This recovery is certainly very different from past recoveries. To get a ground-level perspective on how things are progressing, let’s go back and look at that distressed business district near my home in Stark County, Ohio.
This is the place I have written about before, where things were so bad that the self-serve car wash was encouraging people to bring their buckets with them to wash their cars. During the depths of the Great Recession about half of the business along this nearly two-mile stretch closed up shop.
It is interesting to note that the first business to close up was the dancer bar / strip joint. This happened before the recession actually started. I believe strippers are a good economic indicator. This industry is based on disposable, discretionary, male, entertainment, spending. This type of spending is the first to be cut during bad economic times and should be the last to return in a full recovery. I think an economics student needs to do a doctorate thesis to prove this. There is a connection here and of course the research would not be boring.
The owner of the strip club tore down the existing old building and put the property up for sale. I doubt that he has heard from any interested buyers in years. And the car wash will still let you “bucket wash”, but business is still slow.
There are signs of recovery in the distressed district. About half of the vacant buildings have new businesses. But the types of new businesses that moved in give an indication about the nature and quality of the recovery. Let’s look at a few of the more interesting ones:
This is the ultimate in misnomers because it does not offer Internet service nor is it a coffee shop. You buy time on terminals that allow you to win money if you are able to click on targets at just the right moment. They say they are games of skill, but of course it is really just gambling. Actually it is worse than gambling because it is unregulated which means that payouts are just high enough to keep the pathetic customer hooked. So far law enforcement has not shut them down and there are many of these “cafes” opening all over Ohio.
Dog and Cat Shampoo
|Kitty right before the shampoo|
I am guessing the owner started this business at home and after building up a customer base, moved out into a building. This is a tough business to grow in a slow economy because people can wash their own pets if necessary. But this can be a tough job. Many breeds of dogs will not resist bathing, but cats are another story. Shampooing a cat can be dangerous for all involved, so the proprietor must be good at what she does. Many she can video the cat shampooing sessions and then sell DVDs for entertainment.
Arabian Food Market
This business moved into a building where there has been much turnover. However, I think this business is going to do well. There is a growing Arab population in the area and there is no competition of any sort for miles. The location is also close to the interstate which means it can draw customers from a wide area.
The Gift Boutique

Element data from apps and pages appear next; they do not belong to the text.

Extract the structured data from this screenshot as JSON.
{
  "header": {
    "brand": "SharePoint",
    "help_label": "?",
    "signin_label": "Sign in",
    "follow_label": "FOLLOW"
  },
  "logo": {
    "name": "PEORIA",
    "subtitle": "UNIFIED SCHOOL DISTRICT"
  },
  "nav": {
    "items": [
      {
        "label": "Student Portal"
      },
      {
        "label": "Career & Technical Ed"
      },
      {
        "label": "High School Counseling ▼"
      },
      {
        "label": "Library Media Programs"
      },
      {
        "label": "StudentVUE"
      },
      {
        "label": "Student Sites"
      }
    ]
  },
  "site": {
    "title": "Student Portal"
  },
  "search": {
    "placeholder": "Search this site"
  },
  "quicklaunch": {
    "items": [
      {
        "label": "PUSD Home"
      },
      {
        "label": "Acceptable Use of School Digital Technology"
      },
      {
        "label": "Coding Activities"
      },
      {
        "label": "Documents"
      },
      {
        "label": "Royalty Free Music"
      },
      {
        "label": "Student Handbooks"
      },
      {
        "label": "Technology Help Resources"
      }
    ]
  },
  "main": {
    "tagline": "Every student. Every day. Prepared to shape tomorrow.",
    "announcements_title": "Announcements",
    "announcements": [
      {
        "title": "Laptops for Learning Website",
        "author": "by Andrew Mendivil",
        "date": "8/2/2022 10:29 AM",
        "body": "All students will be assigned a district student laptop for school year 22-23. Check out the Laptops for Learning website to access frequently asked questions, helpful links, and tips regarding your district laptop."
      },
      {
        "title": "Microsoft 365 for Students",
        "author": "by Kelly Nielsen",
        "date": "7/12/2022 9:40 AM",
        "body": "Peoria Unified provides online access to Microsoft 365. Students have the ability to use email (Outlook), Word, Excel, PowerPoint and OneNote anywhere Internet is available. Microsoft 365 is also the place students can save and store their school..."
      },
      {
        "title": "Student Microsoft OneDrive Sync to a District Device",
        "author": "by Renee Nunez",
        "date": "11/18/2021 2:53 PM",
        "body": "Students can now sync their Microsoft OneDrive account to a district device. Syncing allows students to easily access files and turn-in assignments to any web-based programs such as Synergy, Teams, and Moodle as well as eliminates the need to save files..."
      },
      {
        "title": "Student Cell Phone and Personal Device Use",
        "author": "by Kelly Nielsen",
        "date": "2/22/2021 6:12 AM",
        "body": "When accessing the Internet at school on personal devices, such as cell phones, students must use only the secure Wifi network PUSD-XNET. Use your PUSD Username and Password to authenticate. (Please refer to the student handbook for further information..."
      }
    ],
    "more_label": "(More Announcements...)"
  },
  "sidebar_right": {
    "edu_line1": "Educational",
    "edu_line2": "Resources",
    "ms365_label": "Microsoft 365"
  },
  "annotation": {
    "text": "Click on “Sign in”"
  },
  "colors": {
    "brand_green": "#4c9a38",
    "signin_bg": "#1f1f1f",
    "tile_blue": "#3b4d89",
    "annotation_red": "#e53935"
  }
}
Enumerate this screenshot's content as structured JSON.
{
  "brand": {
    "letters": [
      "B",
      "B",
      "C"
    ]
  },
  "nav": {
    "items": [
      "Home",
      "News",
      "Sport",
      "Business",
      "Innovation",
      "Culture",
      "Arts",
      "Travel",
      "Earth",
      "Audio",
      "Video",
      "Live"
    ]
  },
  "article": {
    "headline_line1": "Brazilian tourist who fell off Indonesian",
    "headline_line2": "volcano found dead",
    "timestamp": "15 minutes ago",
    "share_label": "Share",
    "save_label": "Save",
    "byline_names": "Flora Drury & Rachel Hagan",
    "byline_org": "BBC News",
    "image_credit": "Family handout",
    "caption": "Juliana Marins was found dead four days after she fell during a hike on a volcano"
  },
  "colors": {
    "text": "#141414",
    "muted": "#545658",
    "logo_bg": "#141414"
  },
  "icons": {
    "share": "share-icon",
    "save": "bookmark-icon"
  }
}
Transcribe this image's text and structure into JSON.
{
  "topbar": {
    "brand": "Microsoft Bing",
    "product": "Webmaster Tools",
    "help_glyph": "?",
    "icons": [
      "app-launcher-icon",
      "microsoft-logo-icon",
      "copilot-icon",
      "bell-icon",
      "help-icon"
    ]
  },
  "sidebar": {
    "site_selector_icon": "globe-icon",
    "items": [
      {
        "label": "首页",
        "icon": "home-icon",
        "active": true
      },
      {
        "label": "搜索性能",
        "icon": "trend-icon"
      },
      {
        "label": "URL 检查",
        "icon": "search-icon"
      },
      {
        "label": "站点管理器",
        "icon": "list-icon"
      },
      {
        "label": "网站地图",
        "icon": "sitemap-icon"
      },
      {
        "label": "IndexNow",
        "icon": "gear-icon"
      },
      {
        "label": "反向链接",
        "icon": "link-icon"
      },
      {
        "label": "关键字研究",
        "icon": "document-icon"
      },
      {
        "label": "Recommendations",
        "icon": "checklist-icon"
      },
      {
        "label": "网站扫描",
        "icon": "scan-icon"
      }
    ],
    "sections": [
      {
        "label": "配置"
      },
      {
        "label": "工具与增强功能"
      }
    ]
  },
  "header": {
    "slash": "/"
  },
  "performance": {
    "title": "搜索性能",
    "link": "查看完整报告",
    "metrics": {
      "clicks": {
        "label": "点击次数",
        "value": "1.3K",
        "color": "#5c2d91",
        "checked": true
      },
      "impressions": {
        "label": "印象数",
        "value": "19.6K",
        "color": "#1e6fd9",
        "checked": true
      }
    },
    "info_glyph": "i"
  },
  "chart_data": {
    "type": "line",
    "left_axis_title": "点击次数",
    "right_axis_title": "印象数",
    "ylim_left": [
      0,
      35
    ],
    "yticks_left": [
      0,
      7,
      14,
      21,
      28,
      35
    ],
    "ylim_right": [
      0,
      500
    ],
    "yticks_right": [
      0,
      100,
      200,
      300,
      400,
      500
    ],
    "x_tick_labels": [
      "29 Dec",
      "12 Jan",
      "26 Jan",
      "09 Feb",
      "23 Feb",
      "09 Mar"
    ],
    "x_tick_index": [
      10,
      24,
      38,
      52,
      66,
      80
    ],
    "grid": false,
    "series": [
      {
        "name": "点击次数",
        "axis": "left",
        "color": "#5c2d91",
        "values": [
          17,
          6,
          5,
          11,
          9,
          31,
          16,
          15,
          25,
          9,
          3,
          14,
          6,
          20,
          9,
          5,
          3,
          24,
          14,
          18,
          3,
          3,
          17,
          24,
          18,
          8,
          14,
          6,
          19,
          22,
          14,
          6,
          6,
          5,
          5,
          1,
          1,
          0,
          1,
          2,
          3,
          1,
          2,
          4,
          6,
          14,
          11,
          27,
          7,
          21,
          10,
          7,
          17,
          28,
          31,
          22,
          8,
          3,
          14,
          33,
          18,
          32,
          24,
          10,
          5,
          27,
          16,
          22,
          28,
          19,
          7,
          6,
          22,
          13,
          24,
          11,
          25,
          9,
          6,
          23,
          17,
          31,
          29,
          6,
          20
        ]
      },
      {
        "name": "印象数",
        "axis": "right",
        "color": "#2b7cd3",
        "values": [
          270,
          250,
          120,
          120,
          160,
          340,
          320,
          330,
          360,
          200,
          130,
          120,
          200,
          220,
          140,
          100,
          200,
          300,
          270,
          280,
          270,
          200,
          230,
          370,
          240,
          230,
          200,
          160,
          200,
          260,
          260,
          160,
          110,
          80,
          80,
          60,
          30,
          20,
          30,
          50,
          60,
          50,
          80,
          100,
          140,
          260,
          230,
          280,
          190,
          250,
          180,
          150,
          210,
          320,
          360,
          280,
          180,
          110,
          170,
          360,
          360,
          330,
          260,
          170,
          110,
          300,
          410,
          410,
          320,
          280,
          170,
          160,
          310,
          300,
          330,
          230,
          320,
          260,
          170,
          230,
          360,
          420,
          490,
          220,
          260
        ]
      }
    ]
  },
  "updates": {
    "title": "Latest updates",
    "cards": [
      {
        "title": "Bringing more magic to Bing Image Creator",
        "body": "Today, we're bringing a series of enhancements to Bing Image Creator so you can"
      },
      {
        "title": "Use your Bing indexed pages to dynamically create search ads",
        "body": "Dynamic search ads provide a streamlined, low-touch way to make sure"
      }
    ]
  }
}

According to an article in the local newspaper, this business opened based on a permit to sell retail purses, women’s wallets, scarves and knick-knacks. They must believe that it is very stressful for men to shop for these gifts because in the back of the store they offer full-body massages performed by unlicensed masseuses. Unlicensed masseuses often rub their customers the “wrong way”. I don’t know whether the opening of the boutique has resulting in greater employment, but it can be assumed that it has resulted in an increase in the number of “jobs”. A police spokesperson said they are “accessing” the situation, but the business still appears to be open.
A local factory closed and put its large warehouse and surrounding property up for sale. This facility was a prime business property because it was situated right off the interstate and just over 10 miles away from an intersecting interstate. It would have been a great property for a new factory or distribution facility.
But who bought it? It was an expanding church. I have no problem with a church buying the facility. They renovated the place and it is much better than having the building sit idle. However something is wrong with your local economy when the organization that is able to gain the most value (by paying the highest price) from this property is a church and not an expanding business.
Regarding this business district, this is an economic recovery built on saints, sinners, hungry Arabs and smelly cats. No wonder it is inconsistent and unpredictable.